Cron is in the midst of somewhat of a breakout season. Despite getting hit on the hand by a pitch and missing six weeks, Cron’s slashline is sitting pretty at .290/.339/.498 with 14 homeruns, that’s a solid .838 OPS and 128 OPS+ right there in 88 games. Fans have even begun to realize how much better the lineup is when Cron’s in it, even with his hot streaks, calling him a “Mini-Trumbo”, only Mark Trumbo has never had an on-base percentage as good as Cron’s. I’ll be the first to say that I thought Cron was a lost cause after inconsistency and a number of demotions to AAA the last two years, but he’s seemingly righted the ship, and his development is crucial for the Angels future. But he’s still not arbitration eligible until 2018 and he’s still not quite multi-faceted enough to justify a long term deal. Remember, he’s a DH on a team with Albert Pujols entrenched at that spot. Much like Shoemaker he could become a quality trade chip in upcoming seasons. I don’t get the sense of urgency in locking him up, but still a very important player moving forward.

I was gonna go over Heaney, Tropeano, and maybe even Bedrosian, but two are obviously recovering from pretty substantial injuries and I would like to see more from Bedrosian before thinking about an extension. I know it doesn’t seem like we went anywhere, but it does go to show how much young talent the Angels lack as result from bad drafts, losing picks due to compensation for the Pujols, Wilson, and Hamilton signings, and a complete lack of presence on the international market. The guy’s I’ve mentioned are good-to-great players, but I can only see an extension happening in the right circumstances. Hopefully some extension candidates emerge from Heaney and/or Skaggs and hopefully we’ll see some more young talent come up as Billy Eppler puts more emphasis on fixing the farm system.

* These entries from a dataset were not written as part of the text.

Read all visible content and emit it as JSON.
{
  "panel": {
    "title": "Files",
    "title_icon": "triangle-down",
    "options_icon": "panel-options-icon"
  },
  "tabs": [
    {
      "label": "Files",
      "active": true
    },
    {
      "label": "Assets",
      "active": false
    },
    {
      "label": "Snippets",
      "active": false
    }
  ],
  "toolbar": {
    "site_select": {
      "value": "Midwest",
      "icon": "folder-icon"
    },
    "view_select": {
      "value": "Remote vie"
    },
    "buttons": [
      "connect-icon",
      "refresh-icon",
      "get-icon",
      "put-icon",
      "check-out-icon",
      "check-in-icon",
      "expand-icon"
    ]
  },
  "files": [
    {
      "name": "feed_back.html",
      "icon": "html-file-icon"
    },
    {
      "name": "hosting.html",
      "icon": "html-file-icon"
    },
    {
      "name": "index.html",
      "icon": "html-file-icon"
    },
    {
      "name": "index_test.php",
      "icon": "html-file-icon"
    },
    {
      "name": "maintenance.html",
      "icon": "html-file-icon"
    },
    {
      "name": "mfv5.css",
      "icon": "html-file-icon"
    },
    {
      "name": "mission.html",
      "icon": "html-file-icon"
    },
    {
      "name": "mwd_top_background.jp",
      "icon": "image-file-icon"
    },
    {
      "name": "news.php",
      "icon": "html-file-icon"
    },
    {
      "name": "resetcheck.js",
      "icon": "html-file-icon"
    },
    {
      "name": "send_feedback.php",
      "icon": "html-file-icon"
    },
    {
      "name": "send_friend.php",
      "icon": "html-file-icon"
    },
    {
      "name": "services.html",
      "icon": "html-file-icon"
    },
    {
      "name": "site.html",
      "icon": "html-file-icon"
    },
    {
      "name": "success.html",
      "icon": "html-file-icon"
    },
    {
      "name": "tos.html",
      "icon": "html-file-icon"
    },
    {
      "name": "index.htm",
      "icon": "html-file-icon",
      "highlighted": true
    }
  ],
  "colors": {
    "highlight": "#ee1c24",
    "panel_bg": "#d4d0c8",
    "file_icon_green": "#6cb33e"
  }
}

It will be interesting to follow these next few years. What does everyone think? Any worthwhile extension candidates?